- An example of fiction is a book that is not based on a true story.
- An example of fiction is a lie that you were told.
- An example of fiction is a false belief.
- a making up of imaginary happenings; feigning
- anything made up or imagined, as a statement, story, etc.
- literary narratives, collectively, which portray imaginary characters or events, specif. novels and short stories
- a narrative of this kind
- something accepted as fact for the sake of convenience, although not necessarily true
Origin of fictionMiddle English ficcioun ; from Old French fiction ; from Classical Latin fictio, a making, counterfeiting ; from past participle of fingere, to form, mold: see dough
- a. The category of literature, drama, film, or other creative work whose content is imagined and is not necessarily based on fact.b. Works in this category: the fiction of Virginia Woolf.c. A work within this category: the shorter fictions of Faulkner.
- a. Narrative, explanatory material, or belief that is not true or has been imagined or fabricated: The notion that he was at the scene of the crime is pure fiction.b. A narrative, explanation, or belief that may seem true but is false or fabricated: “Neutrality is a fiction in an unneutral world” (Howard Zinn).
- Law A verbal contrivance that is in some sense inaccurate but that accomplishes a purpose, as in the treatment of husband and wife as one person or a corporation as an entity.
Origin of fictionMiddle English ficcioun, from Old French fiction, from Latin ficti&omacron;, ficti&omacron;n-, from fictus, past participle of fingere, to form; see dheigh- in Indo-European roots.

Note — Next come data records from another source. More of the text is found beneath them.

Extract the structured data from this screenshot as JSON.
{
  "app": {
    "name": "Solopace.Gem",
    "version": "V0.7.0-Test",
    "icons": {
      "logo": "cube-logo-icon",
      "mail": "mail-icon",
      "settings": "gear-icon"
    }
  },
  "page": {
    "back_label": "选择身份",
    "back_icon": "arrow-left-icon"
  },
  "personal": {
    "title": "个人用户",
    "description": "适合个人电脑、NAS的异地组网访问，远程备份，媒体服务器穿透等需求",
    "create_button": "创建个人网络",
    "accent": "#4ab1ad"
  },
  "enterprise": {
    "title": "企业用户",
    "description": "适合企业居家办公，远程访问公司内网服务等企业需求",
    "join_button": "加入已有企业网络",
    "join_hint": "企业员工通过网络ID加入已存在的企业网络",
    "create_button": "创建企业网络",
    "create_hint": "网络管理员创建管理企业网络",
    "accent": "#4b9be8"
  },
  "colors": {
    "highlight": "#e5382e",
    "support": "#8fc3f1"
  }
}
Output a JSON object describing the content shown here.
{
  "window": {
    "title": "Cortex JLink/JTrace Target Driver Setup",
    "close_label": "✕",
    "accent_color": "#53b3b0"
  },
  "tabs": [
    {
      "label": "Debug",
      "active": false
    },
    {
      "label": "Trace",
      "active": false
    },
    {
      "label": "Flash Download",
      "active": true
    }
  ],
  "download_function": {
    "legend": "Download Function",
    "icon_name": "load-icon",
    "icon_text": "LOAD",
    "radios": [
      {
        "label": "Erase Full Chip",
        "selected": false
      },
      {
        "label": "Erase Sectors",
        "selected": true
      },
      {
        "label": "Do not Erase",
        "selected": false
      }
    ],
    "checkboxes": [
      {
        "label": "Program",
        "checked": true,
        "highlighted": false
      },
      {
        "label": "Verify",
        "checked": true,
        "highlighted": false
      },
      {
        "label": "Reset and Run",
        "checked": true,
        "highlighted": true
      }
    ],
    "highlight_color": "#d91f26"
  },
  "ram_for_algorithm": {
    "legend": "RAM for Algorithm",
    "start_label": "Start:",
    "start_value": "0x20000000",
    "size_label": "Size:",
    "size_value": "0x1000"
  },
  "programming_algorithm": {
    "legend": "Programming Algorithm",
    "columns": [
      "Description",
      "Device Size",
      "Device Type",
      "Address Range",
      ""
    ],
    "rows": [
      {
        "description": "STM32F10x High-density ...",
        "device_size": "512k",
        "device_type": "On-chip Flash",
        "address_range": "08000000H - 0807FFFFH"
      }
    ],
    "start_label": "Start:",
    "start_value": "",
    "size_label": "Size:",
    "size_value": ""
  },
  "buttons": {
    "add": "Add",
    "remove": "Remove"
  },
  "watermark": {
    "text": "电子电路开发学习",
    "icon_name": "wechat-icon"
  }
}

From Old French ficcion (“dissimulation, ruse, invention”), from Latin fictionem, accusative of fictio (“a making, fashioning, a feigning, a rhetorical or legal fiction”), from fingere (“to form, mold, shape, devise, feign”).